Al-Kabar by Lee French

Without a Sultan, corrupt Fire Dancers and their pompous Caliphs abuse power and wage fruitless wars across the parched sands of Serescine.

Fakhira wishes her family could afford to solve their problems with magic. Sometimes, wishes come true. In the worst possible way. A simple peasant, she'll have to find the strength to survive and shoulder her fate before the desert is bathed in the blood of innocents.

The Fires blaze in dozens of wild, capricious Dancers.
The Waters anoint only one champion, one Al-Kabar to serve—and save—the people of the desert.


Lee French's Al-Kabar is a rollicking adventure fantasy set in a richly imagined world inspired by medieval Arabia. Fakhira must like the phoenix rise from the ashes of her village and learn to harness the powers bequeathed to her by the mysterious Waters. Action and romance in a unique desert setting! – Terry Mixon, SFWA



  • "French's voice is strongand vivid, never succumbing to the overwrought style that often plagues other fantasy books ... The unpredictable plot features some plans that work and others that fail, and it moves at a fast clip, nicely weaving in romantic elements between the battle scenes. An absorbing fantasy novel that delivers many satisfactions."

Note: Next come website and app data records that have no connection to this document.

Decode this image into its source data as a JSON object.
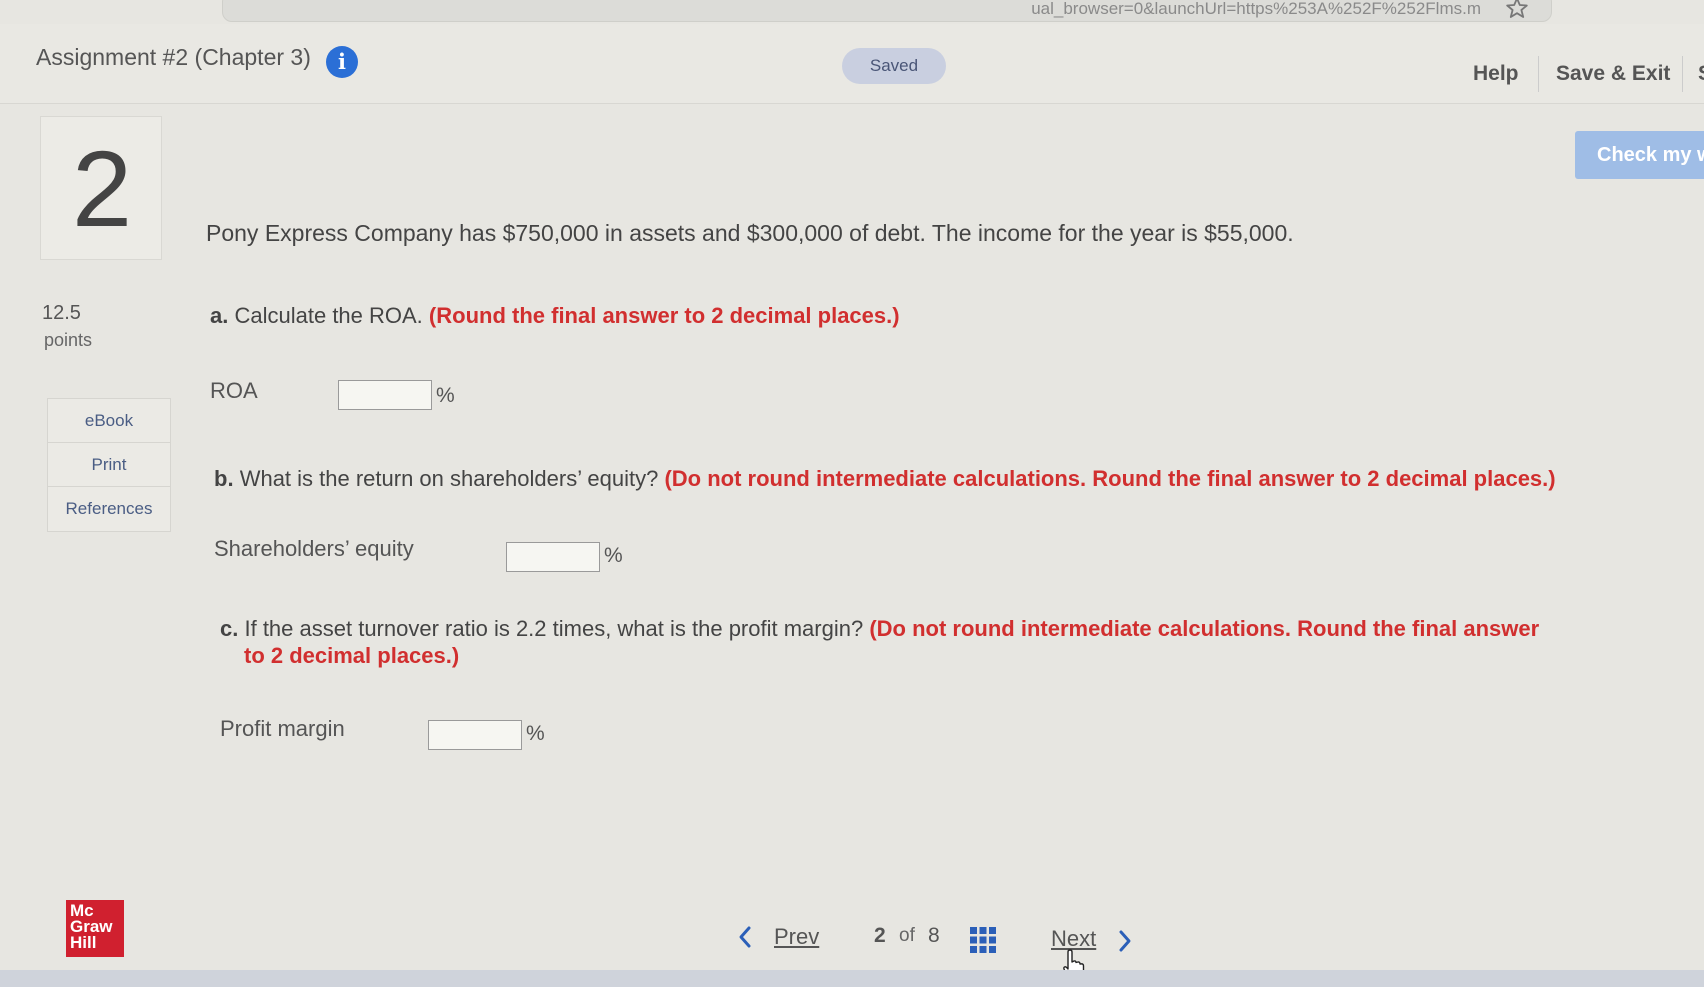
{
  "browser": {
    "url_fragment": "ual_browser=0&launchUrl=https%253A%252F%252Flms.m"
  },
  "header": {
    "title": "Assignment #2 (Chapter 3)",
    "info_glyph": "i",
    "saved_label": "Saved",
    "help_label": "Help",
    "save_exit_label": "Save & Exit",
    "submit_label": "S"
  },
  "sidebar": {
    "question_number": "2",
    "points_value": "12.5",
    "points_label": "points",
    "links": [
      "eBook",
      "Print",
      "References"
    ]
  },
  "check_button_label": "Check my w",
  "question": {
    "stem": "Pony Express Company has $750,000 in assets and $300,000 of debt. The income for the year is $55,000.",
    "parts": [
      {
        "letter": "a.",
        "text": "Calculate the ROA.",
        "instruction": "(Round the final answer to 2 decimal places.)",
        "field_label": "ROA",
        "value": "",
        "unit": "%"
      },
      {
        "letter": "b.",
        "text": "What is the return on shareholders’ equity?",
        "instruction": "(Do not round intermediate calculations. Round the final answer to 2 decimal places.)",
        "field_label": "Shareholders’ equity",
        "value": "",
        "unit": "%"
      },
      {
        "letter": "c.",
        "text": "If the asset turnover ratio is 2.2 times, what is the profit margin?",
        "instruction": "(Do not round intermediate calculations. Round the final answer",
        "instruction_cont": "to 2 decimal places.)",
        "field_label": "Profit margin",
        "value": "",
        "unit": "%"
      }
    ]
  },
  "footer": {
    "logo_lines": [
      "Mc",
      "Graw",
      "Hill"
    ],
    "prev_label": "Prev",
    "current_page": "2",
    "of_label": "of",
    "total_pages": "8",
    "next_label": "Next"
  },
  "colors": {
    "warning_red": "#d12f2f",
    "link_blue": "#4a5d84",
    "info_blue": "#2b6fd6",
    "check_button": "#9fbde6",
    "brand_red": "#d0202f"
  },
  "icons": [
    "star-icon",
    "info-icon",
    "chevron-left-icon",
    "grid-icon",
    "chevron-right-icon",
    "hand-cursor-icon"
  ]
}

    – Kirkus Reviews
  • "a well-written and thoroughly entertaining novel that transports the reader effortlessly to the desert sands and embattled oases of her mythical country. I couldn't turn the pages fast enough!"

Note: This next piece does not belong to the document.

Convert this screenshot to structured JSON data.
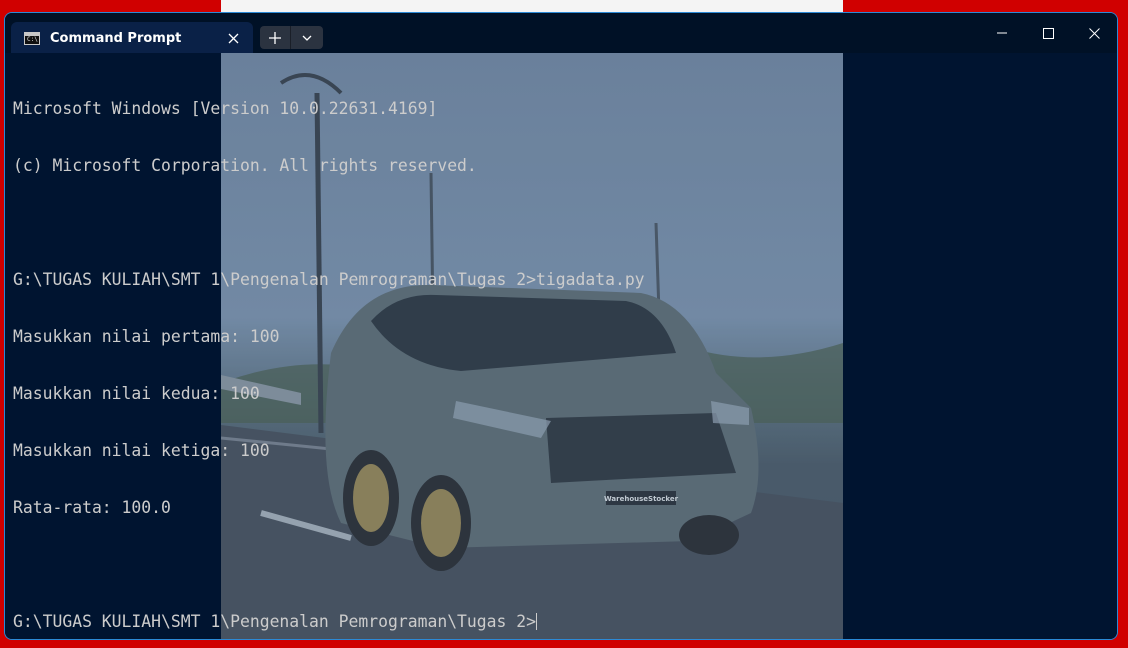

    – William J. Cook, poet and author
  • "This story sucked me in from the very first page. There was such great detail and the tone and environment of a culturally inspired Arabia in the 900's was eloquently developed from the very beginning. The first page and then first chapter and then rest of the book were so very excellent."

    – Rachel Barnard, fantasy author

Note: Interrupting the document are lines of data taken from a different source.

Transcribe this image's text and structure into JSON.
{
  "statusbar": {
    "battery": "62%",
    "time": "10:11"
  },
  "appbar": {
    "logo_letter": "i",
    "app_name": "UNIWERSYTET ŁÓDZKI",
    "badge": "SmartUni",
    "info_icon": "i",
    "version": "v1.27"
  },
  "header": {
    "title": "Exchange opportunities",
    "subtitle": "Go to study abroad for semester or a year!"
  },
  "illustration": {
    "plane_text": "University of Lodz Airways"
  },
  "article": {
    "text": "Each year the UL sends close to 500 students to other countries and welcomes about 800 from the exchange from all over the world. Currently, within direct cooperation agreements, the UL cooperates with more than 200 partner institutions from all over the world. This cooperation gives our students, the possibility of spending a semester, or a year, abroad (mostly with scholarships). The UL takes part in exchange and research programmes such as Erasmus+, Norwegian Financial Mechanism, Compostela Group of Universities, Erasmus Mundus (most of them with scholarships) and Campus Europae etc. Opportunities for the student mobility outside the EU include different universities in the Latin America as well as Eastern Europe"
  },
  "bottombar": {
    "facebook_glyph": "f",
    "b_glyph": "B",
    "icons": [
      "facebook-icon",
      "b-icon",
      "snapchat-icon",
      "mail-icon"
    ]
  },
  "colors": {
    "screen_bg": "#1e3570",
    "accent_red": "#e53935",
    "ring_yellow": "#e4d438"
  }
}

"I think we got someone looking for trouble here." A large, burly man stepped into her path.

She glanced to the side and found two more men watching her. Her first thought told her to duck her head, back up, and seek safety through one of the doors. That's what Fakhira would do. Her eyes did drop to the ground, then she clenched a fist and put the other hand on the hilt of her sword. "No, that's not what I'm looking for."

"No? I've seen you walking through here this afternoon, your face covered up. You got something to hide?"

Fakhira stifled a gulp and shook her head. "Not used to the smell."

The leader chuckled, deep and dark enough to remind her of Trimar's men. "Boys, we got a foreigner here. He doesn't think much of our city."

Behind her, the other two closed in. One cracked his knuckles. The other produced a thick stick and patted his hand with it.

She didn't know what to say or do. The Waters hadn't taught her anything about fighting three men at once, and she suspected using her sword on these men would get her into serious trouble. It might even land her in jail, which would foil her plan to join the army. Hoping to ward them off by escalating the situation, she pulled the sword out of her belt. "I have no interest in fighting you."

The leader's eyes narrowed and he took half a step back. His arms spread in preparation to fight her, not in conciliation. "That'll make this a lot easier."

The one with the stick swiped it at her. She ducked into the knee of the leader. The third man drove his elbow down into her side. They moved in concert, used to fighting together, and she couldn't watch them all at once. Her wraps offered one small blessing by lessening the blows somewhat. It mattered little, as the leader stepped on the back of her leg, forcing her down to one knee. The stick went up to come down on her head. In a stroke of what felt like luck, she raised her sword in time to catch it.

Throwing herself back against the nearby wall, she squawked in surprise when she fell through the cleft that hadn't looked big enough to swallow a person. It dropped her down into a small, dark room, where she landed on packed earth with a groan. Above her, she heard the men grunt in irritation, kick and whack the wall, then stop.

Not sure if she'd had a stroke of luck or fallen into a worse place, she took a deep breath and summoned light to her hand. This small amount of water could be carried with her, she suddenly knew, but if she wanted to use more, she needed a source to draw it from.

Perhaps this explained why the Waters rarely had a champion. Few would be pleased to have these magical powers with such a harsh limitation.

The blue light showed her filth. Muck and rags had been packed into the corners of the small chamber, everywhere except in one corner. A jagged rip in the wall showed her another chamber beyond it.

"Who's there?" The male voice sounded older than a child, but still fearful and timid. "The curse of a thousand ants in your nose if you try to hurt me!"